from The American Heritage® Dictionary of the English Language, 4th Edition
- transitive v. To eject from a position or place; force out: "the American Revolution, which ousted the English” ( Virginia S. Eifert).
- transitive v. To take the place of, especially by force; supplant. See Synonyms at eject.
from Wiktionary, Creative Commons Attribution/Share-Alike License
- v. To expel; to remove.
from the GNU version of the Collaborative International Dictionary of English
- n. See oast.
- transitive v. To take away; to remove.
- transitive v. To eject; to expel; to turn out.
from The Century Dictionary and Cyclopedia
- To take away; remove.
- To turn out; eject; dispossess.
- n. Same as oast.
from WordNet 3.0 Copyright 2006 by Princeton University. All rights reserved.
- v. remove and replace
- v. remove from a position or office

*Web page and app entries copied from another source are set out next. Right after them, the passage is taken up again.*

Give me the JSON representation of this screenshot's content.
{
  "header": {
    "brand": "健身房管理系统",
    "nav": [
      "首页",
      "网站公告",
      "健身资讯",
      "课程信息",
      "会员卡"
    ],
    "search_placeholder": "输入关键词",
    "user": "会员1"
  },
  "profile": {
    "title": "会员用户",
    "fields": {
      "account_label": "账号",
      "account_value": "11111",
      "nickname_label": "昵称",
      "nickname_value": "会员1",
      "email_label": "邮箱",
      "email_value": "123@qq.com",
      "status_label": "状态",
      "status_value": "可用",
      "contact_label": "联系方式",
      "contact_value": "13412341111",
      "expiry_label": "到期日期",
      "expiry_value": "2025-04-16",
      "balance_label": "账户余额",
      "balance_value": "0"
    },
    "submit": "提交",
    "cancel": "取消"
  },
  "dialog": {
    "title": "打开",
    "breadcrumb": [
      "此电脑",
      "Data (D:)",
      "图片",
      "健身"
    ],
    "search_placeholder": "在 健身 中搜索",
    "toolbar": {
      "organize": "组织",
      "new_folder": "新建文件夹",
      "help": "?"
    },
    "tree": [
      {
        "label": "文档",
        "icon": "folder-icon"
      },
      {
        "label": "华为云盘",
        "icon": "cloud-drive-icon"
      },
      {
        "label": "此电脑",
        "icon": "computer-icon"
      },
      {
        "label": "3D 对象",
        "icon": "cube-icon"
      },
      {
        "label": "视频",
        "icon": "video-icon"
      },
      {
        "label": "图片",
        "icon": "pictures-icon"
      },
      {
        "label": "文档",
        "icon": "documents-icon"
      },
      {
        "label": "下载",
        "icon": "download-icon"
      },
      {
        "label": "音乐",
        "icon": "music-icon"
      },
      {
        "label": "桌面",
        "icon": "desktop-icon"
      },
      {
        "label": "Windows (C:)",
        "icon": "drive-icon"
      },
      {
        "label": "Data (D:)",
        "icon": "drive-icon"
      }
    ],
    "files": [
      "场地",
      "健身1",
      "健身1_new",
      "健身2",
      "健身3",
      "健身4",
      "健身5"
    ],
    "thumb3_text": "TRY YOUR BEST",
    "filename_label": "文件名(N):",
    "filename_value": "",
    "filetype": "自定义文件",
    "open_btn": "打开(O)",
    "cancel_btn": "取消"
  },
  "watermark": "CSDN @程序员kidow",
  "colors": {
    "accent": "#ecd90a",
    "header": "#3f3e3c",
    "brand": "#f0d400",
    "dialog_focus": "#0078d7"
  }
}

Middle English ousten, from Anglo-Norman ouster, from Latin obstāre, to hinder; see obstacle.(American Heritage® Dictionary of the English Language, Fourth Edition)
From Anglo-Norman ouster, oustier, from Old French oster ( > modern ôter), from post-classical Latin obstare ("to remove"), classical obstāre ("to obstruct, stand in the way of"). (Wiktionary)